Data extract:
┏━━

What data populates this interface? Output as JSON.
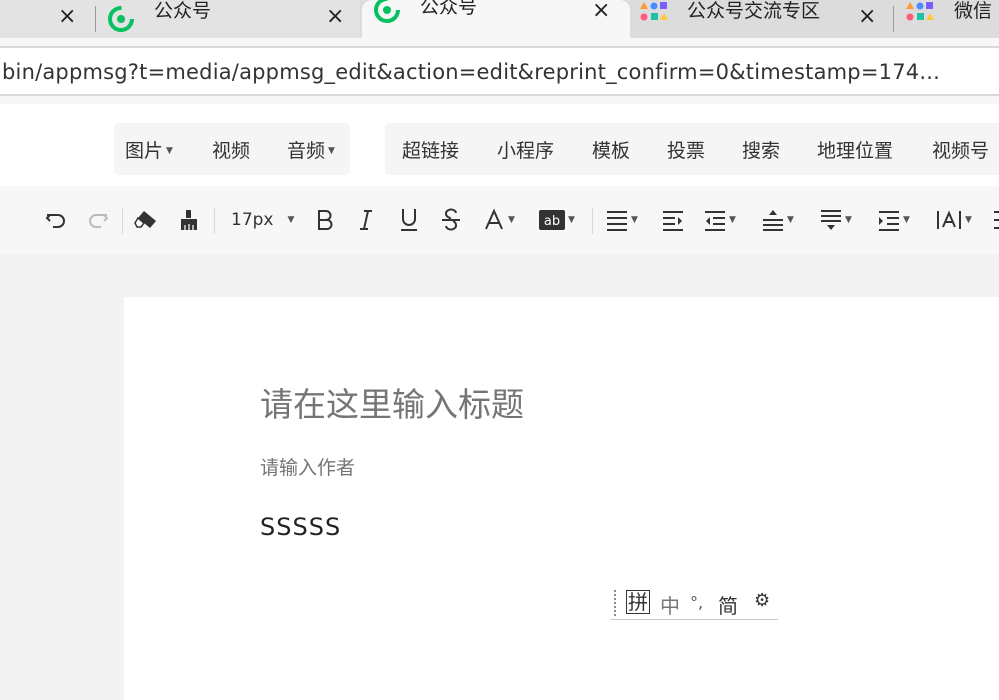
{
  "tabs": [
    {
      "title": "公众号",
      "close": "×",
      "icon": "wechat-mp-icon"
    },
    {
      "title": "公众号",
      "close": "×",
      "icon": "wechat-mp-icon",
      "active": true
    },
    {
      "title": "公众号交流专区",
      "close": "×",
      "icon": "community-icon"
    },
    {
      "title": "微信",
      "icon": "community-icon"
    }
  ],
  "first_tab_close": "×",
  "address_bar": {
    "url": "bin/appmsg?t=media/appmsg_edit&action=edit&reprint_confirm=0&timestamp=174..."
  },
  "media_toolbar": {
    "group1": [
      {
        "label": "图片",
        "dropdown": true
      },
      {
        "label": "视频",
        "dropdown": false
      },
      {
        "label": "音频",
        "dropdown": true
      }
    ],
    "group2": [
      {
        "label": "超链接"
      },
      {
        "label": "小程序"
      },
      {
        "label": "模板"
      },
      {
        "label": "投票"
      },
      {
        "label": "搜索"
      },
      {
        "label": "地理位置"
      },
      {
        "label": "视频号"
      }
    ]
  },
  "format_toolbar": {
    "font_size": "17px",
    "icons": [
      "undo-icon",
      "redo-icon",
      "eraser-icon",
      "format-painter-icon",
      "bold-icon",
      "italic-icon",
      "underline-icon",
      "strikethrough-icon",
      "font-color-icon",
      "background-color-icon",
      "align-icon",
      "indent-icon",
      "outdent-icon",
      "line-height-icon",
      "paragraph-spacing-icon",
      "list-indent-icon",
      "letter-spacing-icon"
    ]
  },
  "editor": {
    "title_placeholder": "请在这里输入标题",
    "author_placeholder": "请输入作者",
    "body_text": "SSSSS"
  },
  "ime_bar": {
    "keys": [
      "拼",
      "中",
      "°,",
      "简",
      "⚙"
    ]
  },
  "colors": {
    "tab_inactive": "#dcdcdc",
    "tab_active": "#f7f7f7",
    "toolbar_group_bg": "#f5f5f5",
    "paper_bg": "#ffffff",
    "placeholder": "#a5a5a5",
    "wechat_green": "#07c160"
  }
}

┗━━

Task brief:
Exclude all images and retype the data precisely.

Expected answer:
What data populates this interface? Output as JSON.
{
  "tabs": [
    {
      "title": "公众号",
      "close": "×",
      "icon": "wechat-mp-icon"
    },
    {
      "title": "公众号",
      "close": "×",
      "icon": "wechat-mp-icon",
      "active": true
    },
    {
      "title": "公众号交流专区",
      "close": "×",
      "icon": "community-icon"
    },
    {
      "title": "微信",
      "icon": "community-icon"
    }
  ],
  "first_tab_close": "×",
  "address_bar": {
    "url": "bin/appmsg?t=media/appmsg_edit&action=edit&reprint_confirm=0&timestamp=174..."
  },
  "media_toolbar": {
    "group1": [
      {
        "label": "图片",
        "dropdown": true
      },
      {
        "label": "视频",
        "dropdown": false
      },
      {
        "label": "音频",
        "dropdown": true
      }
    ],
    "group2": [
      {
        "label": "超链接"
      },
      {
        "label": "小程序"
      },
      {
        "label": "模板"
      },
      {
        "label": "投票"
      },
      {
        "label": "搜索"
      },
      {
        "label": "地理位置"
      },
      {
        "label": "视频号"
      }
    ]
  },
  "format_toolbar": {
    "font_size": "17px",
    "icons": [
      "undo-icon",
      "redo-icon",
      "eraser-icon",
      "format-painter-icon",
      "bold-icon",
      "italic-icon",
      "underline-icon",
      "strikethrough-icon",
      "font-color-icon",
      "background-color-icon",
      "align-icon",
      "indent-icon",
      "outdent-icon",
      "line-height-icon",
      "paragraph-spacing-icon",
      "list-indent-icon",
      "letter-spacing-icon"
    ]
  },
  "editor": {
    "title_placeholder": "请在这里输入标题",
    "author_placeholder": "请输入作者",
    "body_text": "SSSSS"
  },
  "ime_bar": {
    "keys": [
      "拼",
      "中",
      "°,",
      "简",
      "⚙"
    ]
  },
  "colors": {
    "tab_inactive": "#dcdcdc",
    "tab_active": "#f7f7f7",
    "toolbar_group_bg": "#f5f5f5",
    "paper_bg": "#ffffff",
    "placeholder": "#a5a5a5",
    "wechat_green": "#07c160"
  }
}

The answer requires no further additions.